The benefits of application patching are widely documented, vulnerabilities are removed and the software is better than when it was released. Many would-be hackers rely on the fact that a great deal of applications and operating systems are unpatched but are well publicised so need to not look very far to locate a suitable way to get into your systems; the paper written by the CSIS further claims that 75% of attacks use publicly known vulnerabilities in commercial software that could be prevented by regular patching alone. So why don’t companies patch their software in a suitable timeframe?
Some don’t think it is a problem because patching can be automated using systems like Configuration Manager, and therefore it should just take care of itself, but there are factors that arise that can make patching a more challenging task even though the vast majority of software patches are free to download, for example:
- If the device is switched off during the automated patching schedule then it cannot be patched and any vulnerabilities will remain.
- Often patches (especially security patches) require the user to reboot the device in order for a patch installation to complete, if a reboot is not carried out the patch is in effect not applied.
- The patch has to be delivered over limited bandwidth to remote locations or the bandwidth is heavily used.
All these factors can lead to ineffective patching and in some cases no patching at all. However it doesn’t have to be this way, there are technologies available that can help with the challenges described above. 1E can help you Benchmark your patching levels so you understand what your risk level currently is, as well as show you whether patches are deployed in a timely fashion. NightWatchman and Nomad can ensure that software is delivered utilising the available bandwidth for effective delivery of software including patches even if the device is switched off, and can ensure that devices are rebooted so patches are applied. So you don’t have to have unpatched and therefore unprotected software in your environment.

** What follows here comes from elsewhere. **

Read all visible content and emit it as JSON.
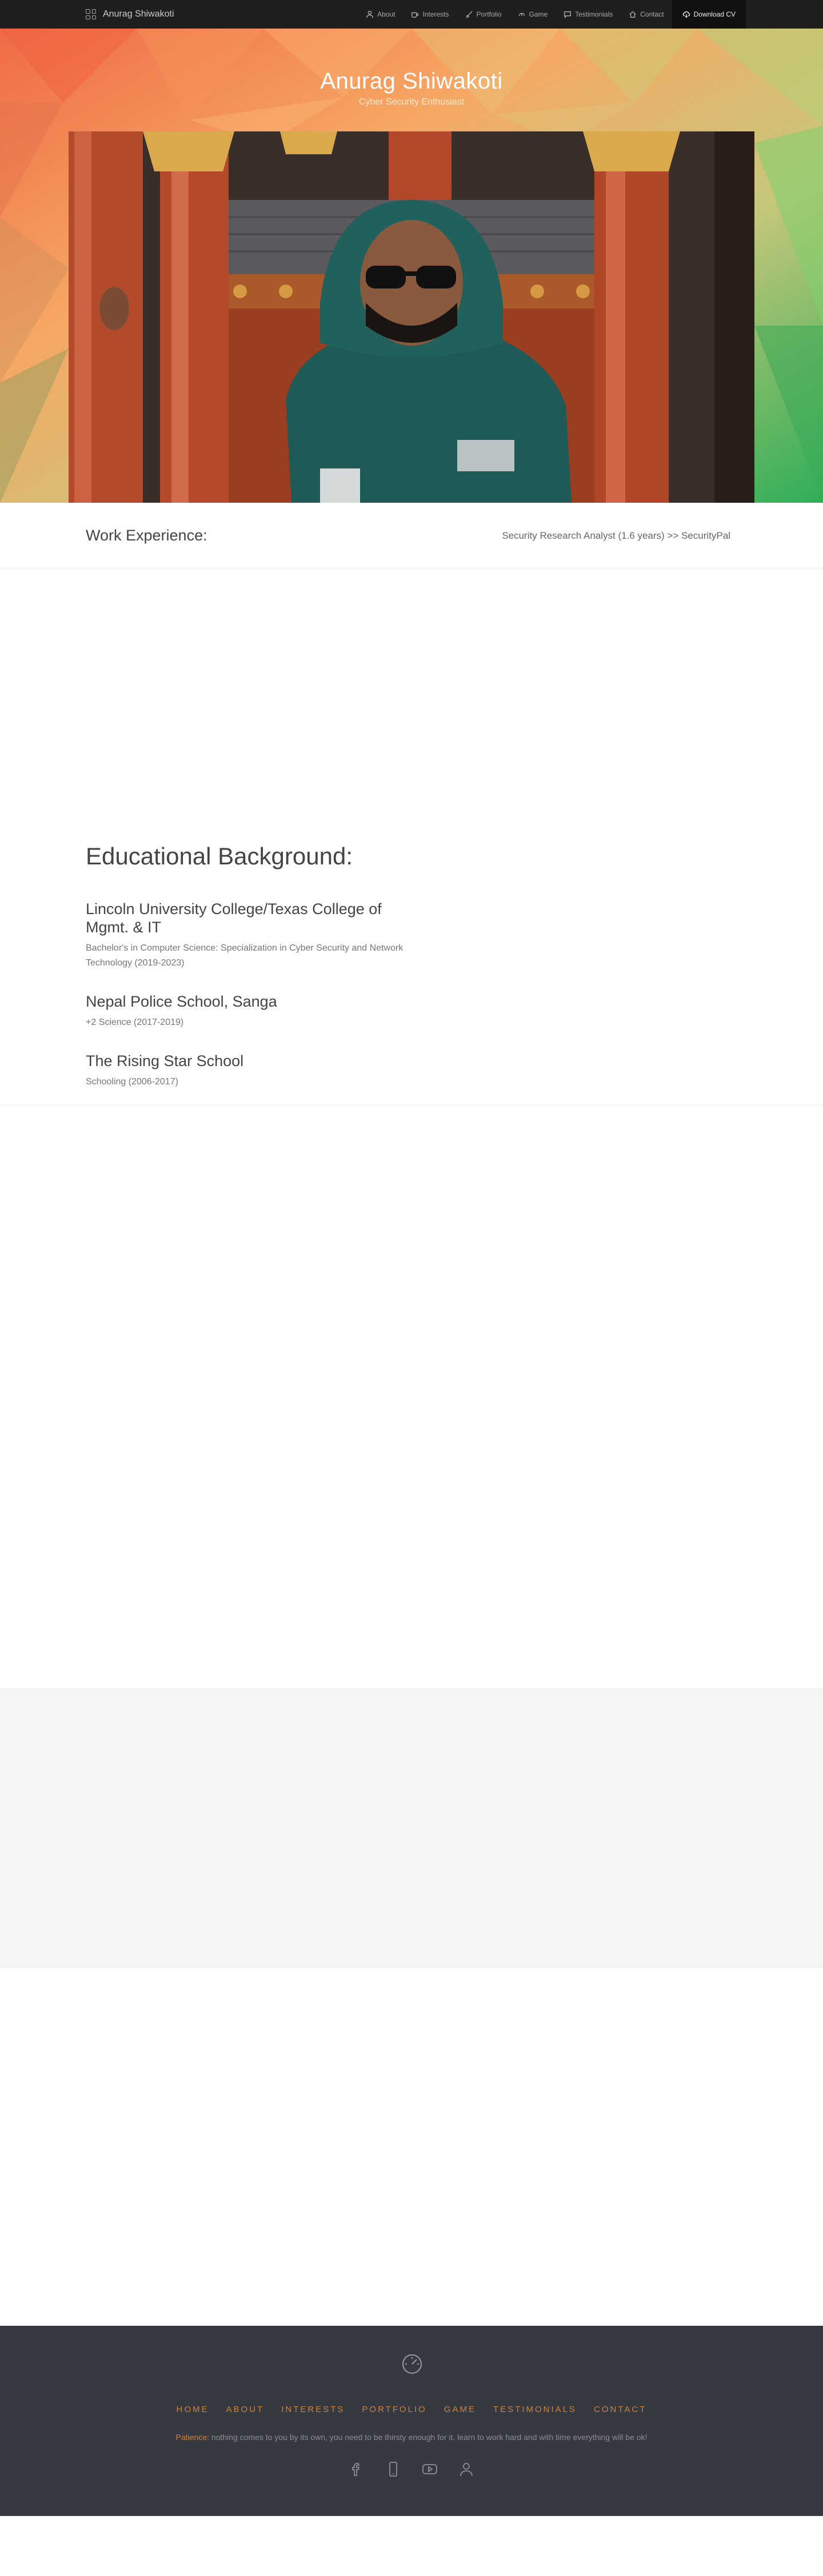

To request a free trial of any of the 1E solutions or to find out how 1E can help you identify what your patching levels currently are and how our products can help you with effective patching please contact us at firstname.lastname@example.org.
In Part Two of this series I will go into some detail on Application Whitelisting.